My mother in particular started walking the beach regularly after her first heart problem.

My father gave up drinking after the first cancer and never missed it.

In the 70s my mother and father changed their eating habits and became hippies. They made granola, gave up whole milk, bought organic meats and fish. They stopped smoking.

It was too late. The damage was done.

No wonder they died of heart disease and cancer! No wonder they both had high cholesterol!

We now know that “ smoking… increases the risk of heart disease, raises blood pressure, diminishes exercise tolerance, decreases HDL cholesterol and increases the blood’s tendency to clot”.

Heart disease is the number one killer of women in the US.  We have a long way to go to eradicate it. Now we treat the consequences and ignore the prevention . Expensive procedures like stents and valve replacements could be avoided by diet, exercise and taking an inexpensive statin.

Jane feels we can take our cue from the South Americans known as the Tsimane. “They have a “forager/horticulturalist” life style. Tsimane men are active for 7 hours a day accumulating 17,000 steps.

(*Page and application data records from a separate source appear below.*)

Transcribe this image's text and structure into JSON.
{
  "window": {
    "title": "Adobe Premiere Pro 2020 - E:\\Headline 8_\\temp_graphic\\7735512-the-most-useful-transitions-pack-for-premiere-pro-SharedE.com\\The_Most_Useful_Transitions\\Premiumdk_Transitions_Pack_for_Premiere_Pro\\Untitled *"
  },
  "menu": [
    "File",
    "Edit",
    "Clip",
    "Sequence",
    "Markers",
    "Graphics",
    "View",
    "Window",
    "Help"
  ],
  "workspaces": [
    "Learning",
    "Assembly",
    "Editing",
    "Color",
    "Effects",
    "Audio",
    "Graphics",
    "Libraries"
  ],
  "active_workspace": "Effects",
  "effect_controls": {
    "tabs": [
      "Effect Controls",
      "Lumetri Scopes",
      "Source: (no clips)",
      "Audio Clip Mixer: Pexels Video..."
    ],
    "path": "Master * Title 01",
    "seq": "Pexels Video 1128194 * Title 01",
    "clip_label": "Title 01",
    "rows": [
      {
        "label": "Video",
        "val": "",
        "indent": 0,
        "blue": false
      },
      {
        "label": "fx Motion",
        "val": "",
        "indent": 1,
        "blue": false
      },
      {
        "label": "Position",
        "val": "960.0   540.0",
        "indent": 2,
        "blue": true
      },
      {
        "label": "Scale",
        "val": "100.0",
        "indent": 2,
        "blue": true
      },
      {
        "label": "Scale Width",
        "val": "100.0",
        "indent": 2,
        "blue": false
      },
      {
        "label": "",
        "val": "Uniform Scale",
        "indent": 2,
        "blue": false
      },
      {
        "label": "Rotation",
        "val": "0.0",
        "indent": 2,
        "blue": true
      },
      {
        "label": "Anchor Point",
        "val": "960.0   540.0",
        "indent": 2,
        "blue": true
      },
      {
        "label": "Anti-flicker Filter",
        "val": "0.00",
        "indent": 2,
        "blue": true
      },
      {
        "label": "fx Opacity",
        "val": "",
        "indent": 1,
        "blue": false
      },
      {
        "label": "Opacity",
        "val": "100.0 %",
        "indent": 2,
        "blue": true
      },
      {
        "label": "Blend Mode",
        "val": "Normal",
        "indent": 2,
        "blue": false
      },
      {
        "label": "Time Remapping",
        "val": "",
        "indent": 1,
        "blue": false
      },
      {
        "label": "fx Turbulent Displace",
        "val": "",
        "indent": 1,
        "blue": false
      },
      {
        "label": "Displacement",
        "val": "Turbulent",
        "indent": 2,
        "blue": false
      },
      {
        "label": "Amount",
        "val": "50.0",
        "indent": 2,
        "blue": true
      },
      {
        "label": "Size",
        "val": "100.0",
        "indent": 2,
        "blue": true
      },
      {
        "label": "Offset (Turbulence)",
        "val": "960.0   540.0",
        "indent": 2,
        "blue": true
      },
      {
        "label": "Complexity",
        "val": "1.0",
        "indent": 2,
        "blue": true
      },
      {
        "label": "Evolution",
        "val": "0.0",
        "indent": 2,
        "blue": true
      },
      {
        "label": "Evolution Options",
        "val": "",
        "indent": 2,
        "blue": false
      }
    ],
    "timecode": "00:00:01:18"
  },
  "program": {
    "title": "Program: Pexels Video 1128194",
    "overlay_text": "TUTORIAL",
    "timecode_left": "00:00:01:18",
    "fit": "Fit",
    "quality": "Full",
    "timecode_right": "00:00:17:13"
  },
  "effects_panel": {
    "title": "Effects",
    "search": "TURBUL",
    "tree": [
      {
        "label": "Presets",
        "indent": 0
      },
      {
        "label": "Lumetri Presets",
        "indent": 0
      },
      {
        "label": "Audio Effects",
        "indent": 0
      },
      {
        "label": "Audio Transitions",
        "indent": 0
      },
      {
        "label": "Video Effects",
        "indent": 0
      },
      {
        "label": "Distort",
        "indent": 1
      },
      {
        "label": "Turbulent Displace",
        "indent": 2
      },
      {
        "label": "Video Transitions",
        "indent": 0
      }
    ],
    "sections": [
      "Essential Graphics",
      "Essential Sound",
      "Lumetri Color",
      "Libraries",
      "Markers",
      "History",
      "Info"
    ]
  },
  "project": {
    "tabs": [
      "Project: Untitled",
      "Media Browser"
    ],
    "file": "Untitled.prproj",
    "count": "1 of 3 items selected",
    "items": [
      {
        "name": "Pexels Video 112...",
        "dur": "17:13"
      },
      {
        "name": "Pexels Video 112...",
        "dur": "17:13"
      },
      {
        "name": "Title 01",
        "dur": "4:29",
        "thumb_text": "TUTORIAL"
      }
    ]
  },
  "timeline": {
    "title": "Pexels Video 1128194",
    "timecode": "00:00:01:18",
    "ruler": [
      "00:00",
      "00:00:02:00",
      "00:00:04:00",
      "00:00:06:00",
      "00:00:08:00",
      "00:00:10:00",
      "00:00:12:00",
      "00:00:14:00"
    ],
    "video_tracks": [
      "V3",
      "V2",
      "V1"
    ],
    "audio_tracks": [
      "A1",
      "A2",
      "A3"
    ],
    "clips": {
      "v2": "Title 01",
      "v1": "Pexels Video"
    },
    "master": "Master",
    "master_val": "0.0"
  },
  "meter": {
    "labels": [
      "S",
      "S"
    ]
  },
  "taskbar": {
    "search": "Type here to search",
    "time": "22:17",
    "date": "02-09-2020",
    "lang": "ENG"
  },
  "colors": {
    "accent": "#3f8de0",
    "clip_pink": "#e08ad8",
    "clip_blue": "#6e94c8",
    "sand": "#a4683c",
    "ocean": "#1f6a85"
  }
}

Women average 15,000 steps a day. Smoking is rare. “ The Tsimane diet is high in fiber and unprocessed carbs with foods like corn, brown rice, nuts and fruits. Protein is important and comes from animal meat low in saturated fat. They are not vegetarians.

How do we modify our lifestyle? Only 20% of  Americans get 30 minutes of physical activity a day and most do not do anything meaningful for their health in terms of exercise. Michelle Obama was not wrong that we need to get moving!

5 days a week of 30 minute exercise is mandated.

OK senior couch potatoes, get your podcast app on your phone and listen while you walk!

We have to keep our numbers up, Baby Boomers, so the Gen X and Millennials don’t vote to replace our Medicare!



What do you think of when you hear the word “time”? We most often think, “Is it time for cocktails?” Do you constantly refer to your watch to see how much time you have left before going somewhere? Do you check to see if there is just one more task you can accomplish before you run out the door? Are you always late because of this? Are you always wondering where the minutes, hours, months have gone? Is there a calendar close by to constantly check dates?
We Seniors realize how important time is. It can neither be created nor manipulated. So, what can we do about managing it?

First of all:
• Prioritize – hourly, daily, weekly and monthly
• Organize – Years ago, a friend was visiting me while I was cleaning house. She began to laugh and then told me that I looked like a chicken with its head cut off. I would go into one room, find something and take it to another room and once there find something else. She said, “Why don’t you do a room at a time? Do not leave that room until you are finished. If you find things which belong elsewhere, whether it is trash or laundry, leave them by the door.” She was right, isn’t organizing your house cleaning comparable to trying to organize your life?
• Remind – Use your calendar not only to mark commitments but add the dates when you have to mail greeting cards (buy 10 great ones, address them in advance and put a Post-It with the mailing date on each card. Add those dates to your calendar too.) Make sure you have a big calendar with large squares for each day. Hang it where everyone except the dog and cat can see it. Make sure it has a blank page for the next year. Once you get ahead of the game, you will be happier.
• Remember – Use the Notes app on your smart phone to capture good ideas. Make sure that you put the list header in bold so that you can easily find it. Whether it is inviting someone over to dinner or finding a fun gift idea, or a place to travel in the future, if you add it to a list which is easily found…it cannot escape.
• Exercise- Take a daily walk; even a short one. You will return to your to do list energized and refreshed. While it might seem strange to waste your precious time to go for a walk, you are doing it for more than exercise. It frees the brain to think. Be sure to take a notebook and pen or your Smart Phone, to record the ideas which bubble up from your brain.

Time is limited. Your goal is to use it wisely. Whether you are writing a book, addressing birthday cards or adding items to your bucket list, you are in charge. Enjoy the time you have! Every minute!